What the task requires
Each entry below has to be written out again without any change.

The data
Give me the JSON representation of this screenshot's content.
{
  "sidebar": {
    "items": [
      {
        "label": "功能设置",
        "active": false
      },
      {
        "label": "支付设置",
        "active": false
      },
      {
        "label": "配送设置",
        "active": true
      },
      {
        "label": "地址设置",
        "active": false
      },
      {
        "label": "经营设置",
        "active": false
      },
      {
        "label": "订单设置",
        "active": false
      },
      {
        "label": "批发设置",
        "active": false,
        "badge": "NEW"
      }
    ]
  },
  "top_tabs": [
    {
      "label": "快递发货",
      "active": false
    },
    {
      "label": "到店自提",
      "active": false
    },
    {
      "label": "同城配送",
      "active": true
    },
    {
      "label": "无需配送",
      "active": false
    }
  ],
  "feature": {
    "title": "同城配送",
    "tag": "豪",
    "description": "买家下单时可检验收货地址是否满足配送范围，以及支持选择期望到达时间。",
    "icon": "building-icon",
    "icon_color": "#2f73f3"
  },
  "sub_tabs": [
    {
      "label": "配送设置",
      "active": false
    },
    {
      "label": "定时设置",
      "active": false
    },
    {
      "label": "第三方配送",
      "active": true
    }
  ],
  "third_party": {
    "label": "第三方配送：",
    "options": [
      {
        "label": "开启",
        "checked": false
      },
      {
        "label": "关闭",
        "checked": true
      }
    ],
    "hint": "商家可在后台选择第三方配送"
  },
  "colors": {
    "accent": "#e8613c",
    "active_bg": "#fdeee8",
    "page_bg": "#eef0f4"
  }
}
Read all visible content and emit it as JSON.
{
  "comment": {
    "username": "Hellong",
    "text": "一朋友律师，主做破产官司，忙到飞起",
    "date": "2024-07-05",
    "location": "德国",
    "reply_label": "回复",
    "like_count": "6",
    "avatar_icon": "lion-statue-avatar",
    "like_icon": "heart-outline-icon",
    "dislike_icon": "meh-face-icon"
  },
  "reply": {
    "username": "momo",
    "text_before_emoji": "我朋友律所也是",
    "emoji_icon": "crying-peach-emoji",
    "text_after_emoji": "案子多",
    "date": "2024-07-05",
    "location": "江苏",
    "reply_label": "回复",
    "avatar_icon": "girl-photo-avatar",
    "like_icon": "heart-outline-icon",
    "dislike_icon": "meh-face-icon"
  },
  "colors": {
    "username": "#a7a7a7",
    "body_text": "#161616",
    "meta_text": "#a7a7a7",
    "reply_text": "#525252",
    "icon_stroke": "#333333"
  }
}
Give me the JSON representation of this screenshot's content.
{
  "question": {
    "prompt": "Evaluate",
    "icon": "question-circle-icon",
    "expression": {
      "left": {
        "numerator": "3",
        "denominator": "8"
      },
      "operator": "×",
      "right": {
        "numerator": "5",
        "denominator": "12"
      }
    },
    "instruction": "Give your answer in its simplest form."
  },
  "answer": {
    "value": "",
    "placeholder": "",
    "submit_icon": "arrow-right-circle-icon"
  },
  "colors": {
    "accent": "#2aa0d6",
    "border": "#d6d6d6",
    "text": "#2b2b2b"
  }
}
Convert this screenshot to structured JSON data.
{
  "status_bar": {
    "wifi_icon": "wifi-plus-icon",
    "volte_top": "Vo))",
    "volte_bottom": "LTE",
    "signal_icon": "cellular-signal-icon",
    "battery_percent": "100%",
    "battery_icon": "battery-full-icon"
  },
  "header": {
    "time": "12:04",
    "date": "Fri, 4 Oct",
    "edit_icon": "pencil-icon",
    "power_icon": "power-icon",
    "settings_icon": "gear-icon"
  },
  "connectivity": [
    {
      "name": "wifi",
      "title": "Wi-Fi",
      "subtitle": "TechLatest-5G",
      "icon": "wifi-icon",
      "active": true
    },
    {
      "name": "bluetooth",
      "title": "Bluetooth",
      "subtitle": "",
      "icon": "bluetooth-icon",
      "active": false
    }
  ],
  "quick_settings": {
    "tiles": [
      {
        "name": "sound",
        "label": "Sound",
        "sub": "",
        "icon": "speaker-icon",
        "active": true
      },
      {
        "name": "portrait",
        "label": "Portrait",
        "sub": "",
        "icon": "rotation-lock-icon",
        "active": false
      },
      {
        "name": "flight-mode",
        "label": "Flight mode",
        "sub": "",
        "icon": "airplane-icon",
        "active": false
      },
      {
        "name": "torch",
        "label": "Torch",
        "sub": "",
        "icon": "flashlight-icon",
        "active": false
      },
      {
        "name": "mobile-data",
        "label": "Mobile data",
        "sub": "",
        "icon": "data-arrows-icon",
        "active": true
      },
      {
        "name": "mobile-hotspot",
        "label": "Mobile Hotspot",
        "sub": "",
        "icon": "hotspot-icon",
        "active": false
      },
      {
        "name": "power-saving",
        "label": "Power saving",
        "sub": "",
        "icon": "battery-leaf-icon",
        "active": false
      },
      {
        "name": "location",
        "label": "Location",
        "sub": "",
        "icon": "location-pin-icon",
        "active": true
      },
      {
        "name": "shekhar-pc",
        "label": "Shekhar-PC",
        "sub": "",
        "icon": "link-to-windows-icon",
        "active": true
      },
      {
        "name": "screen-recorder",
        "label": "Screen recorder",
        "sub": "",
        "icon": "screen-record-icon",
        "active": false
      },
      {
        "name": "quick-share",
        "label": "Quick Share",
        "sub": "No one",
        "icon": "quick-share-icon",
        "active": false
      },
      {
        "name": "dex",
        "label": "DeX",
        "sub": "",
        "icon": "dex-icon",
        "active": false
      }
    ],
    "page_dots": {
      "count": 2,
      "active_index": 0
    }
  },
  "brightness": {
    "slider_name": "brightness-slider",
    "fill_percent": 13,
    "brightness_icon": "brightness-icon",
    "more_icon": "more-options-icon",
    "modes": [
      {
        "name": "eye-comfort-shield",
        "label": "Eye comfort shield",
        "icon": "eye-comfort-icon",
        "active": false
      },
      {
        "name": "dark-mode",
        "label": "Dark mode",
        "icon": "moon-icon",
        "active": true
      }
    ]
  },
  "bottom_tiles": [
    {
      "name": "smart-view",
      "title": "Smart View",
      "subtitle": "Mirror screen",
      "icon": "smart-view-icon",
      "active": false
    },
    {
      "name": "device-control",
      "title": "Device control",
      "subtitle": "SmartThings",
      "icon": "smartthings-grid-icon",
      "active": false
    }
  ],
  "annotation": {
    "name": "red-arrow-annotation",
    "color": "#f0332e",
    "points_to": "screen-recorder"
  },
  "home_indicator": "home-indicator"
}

Exercise result
Give me the JSON representation of this screenshot's content.
{
  "sidebar": {
    "items": [
      {
        "label": "功能设置",
        "active": false
      },
      {
        "label": "支付设置",
        "active": false
      },
      {
        "label": "配送设置",
        "active": true
      },
      {
        "label": "地址设置",
        "active": false
      },
      {
        "label": "经营设置",
        "active": false
      },
      {
        "label": "订单设置",
        "active": false
      },
      {
        "label": "批发设置",
        "active": false,
        "badge": "NEW"
      }
    ]
  },
  "top_tabs": [
    {
      "label": "快递发货",
      "active": false
    },
    {
      "label": "到店自提",
      "active": false
    },
    {
      "label": "同城配送",
      "active": true
    },
    {
      "label": "无需配送",
      "active": false
    }
  ],
  "feature": {
    "title": "同城配送",
    "tag": "豪",
    "description": "买家下单时可检验收货地址是否满足配送范围，以及支持选择期望到达时间。",
    "icon": "building-icon",
    "icon_color": "#2f73f3"
  },
  "sub_tabs": [
    {
      "label": "配送设置",
      "active": false
    },
    {
      "label": "定时设置",
      "active": false
    },
    {
      "label": "第三方配送",
      "active": true
    }
  ],
  "third_party": {
    "label": "第三方配送：",
    "options": [
      {
        "label": "开启",
        "checked": false
      },
      {
        "label": "关闭",
        "checked": true
      }
    ],
    "hint": "商家可在后台选择第三方配送"
  },
  "colors": {
    "accent": "#e8613c",
    "active_bg": "#fdeee8",
    "page_bg": "#eef0f4"
  }
}
Read all visible content and emit it as JSON.
{
  "comment": {
    "username": "Hellong",
    "text": "一朋友律师，主做破产官司，忙到飞起",
    "date": "2024-07-05",
    "location": "德国",
    "reply_label": "回复",
    "like_count": "6",
    "avatar_icon": "lion-statue-avatar",
    "like_icon": "heart-outline-icon",
    "dislike_icon": "meh-face-icon"
  },
  "reply": {
    "username": "momo",
    "text_before_emoji": "我朋友律所也是",
    "emoji_icon": "crying-peach-emoji",
    "text_after_emoji": "案子多",
    "date": "2024-07-05",
    "location": "江苏",
    "reply_label": "回复",
    "avatar_icon": "girl-photo-avatar",
    "like_icon": "heart-outline-icon",
    "dislike_icon": "meh-face-icon"
  },
  "colors": {
    "username": "#a7a7a7",
    "body_text": "#161616",
    "meta_text": "#a7a7a7",
    "reply_text": "#525252",
    "icon_stroke": "#333333"
  }
}
Give me the JSON representation of this screenshot's content.
{
  "question": {
    "prompt": "Evaluate",
    "icon": "question-circle-icon",
    "expression": {
      "left": {
        "numerator": "3",
        "denominator": "8"
      },
      "operator": "×",
      "right": {
        "numerator": "5",
        "denominator": "12"
      }
    },
    "instruction": "Give your answer in its simplest form."
  },
  "answer": {
    "value": "",
    "placeholder": "",
    "submit_icon": "arrow-right-circle-icon"
  },
  "colors": {
    "accent": "#2aa0d6",
    "border": "#d6d6d6",
    "text": "#2b2b2b"
  }
}
Convert this screenshot to structured JSON data.
{
  "status_bar": {
    "wifi_icon": "wifi-plus-icon",
    "volte_top": "Vo))",
    "volte_bottom": "LTE",
    "signal_icon": "cellular-signal-icon",
    "battery_percent": "100%",
    "battery_icon": "battery-full-icon"
  },
  "header": {
    "time": "12:04",
    "date": "Fri, 4 Oct",
    "edit_icon": "pencil-icon",
    "power_icon": "power-icon",
    "settings_icon": "gear-icon"
  },
  "connectivity": [
    {
      "name": "wifi",
      "title": "Wi-Fi",
      "subtitle": "TechLatest-5G",
      "icon": "wifi-icon",
      "active": true
    },
    {
      "name": "bluetooth",
      "title": "Bluetooth",
      "subtitle": "",
      "icon": "bluetooth-icon",
      "active": false
    }
  ],
  "quick_settings": {
    "tiles": [
      {
        "name": "sound",
        "label": "Sound",
        "sub": "",
        "icon": "speaker-icon",
        "active": true
      },
      {
        "name": "portrait",
        "label": "Portrait",
        "sub": "",
        "icon": "rotation-lock-icon",
        "active": false
      },
      {
        "name": "flight-mode",
        "label": "Flight mode",
        "sub": "",
        "icon": "airplane-icon",
        "active": false
      },
      {
        "name": "torch",
        "label": "Torch",
        "sub": "",
        "icon": "flashlight-icon",
        "active": false
      },
      {
        "name": "mobile-data",
        "label": "Mobile data",
        "sub": "",
        "icon": "data-arrows-icon",
        "active": true
      },
      {
        "name": "mobile-hotspot",
        "label": "Mobile Hotspot",
        "sub": "",
        "icon": "hotspot-icon",
        "active": false
      },
      {
        "name": "power-saving",
        "label": "Power saving",
        "sub": "",
        "icon": "battery-leaf-icon",
        "active": false
      },
      {
        "name": "location",
        "label": "Location",
        "sub": "",
        "icon": "location-pin-icon",
        "active": true
      },
      {
        "name": "shekhar-pc",
        "label": "Shekhar-PC",
        "sub": "",
        "icon": "link-to-windows-icon",
        "active": true
      },
      {
        "name": "screen-recorder",
        "label": "Screen recorder",
        "sub": "",
        "icon": "screen-record-icon",
        "active": false
      },
      {
        "name": "quick-share",
        "label": "Quick Share",
        "sub": "No one",
        "icon": "quick-share-icon",
        "active": false
      },
      {
        "name": "dex",
        "label": "DeX",
        "sub": "",
        "icon": "dex-icon",
        "active": false
      }
    ],
    "page_dots": {
      "count": 2,
      "active_index": 0
    }
  },
  "brightness": {
    "slider_name": "brightness-slider",
    "fill_percent": 13,
    "brightness_icon": "brightness-icon",
    "more_icon": "more-options-icon",
    "modes": [
      {
        "name": "eye-comfort-shield",
        "label": "Eye comfort shield",
        "icon": "eye-comfort-icon",
        "active": false
      },
      {
        "name": "dark-mode",
        "label": "Dark mode",
        "icon": "moon-icon",
        "active": true
      }
    ]
  },
  "bottom_tiles": [
    {
      "name": "smart-view",
      "title": "Smart View",
      "subtitle": "Mirror screen",
      "icon": "smart-view-icon",
      "active": false
    },
    {
      "name": "device-control",
      "title": "Device control",
      "subtitle": "SmartThings",
      "icon": "smartthings-grid-icon",
      "active": false
    }
  ],
  "annotation": {
    "name": "red-arrow-annotation",
    "color": "#f0332e",
    "points_to": "screen-recorder"
  },
  "home_indicator": "home-indicator"
}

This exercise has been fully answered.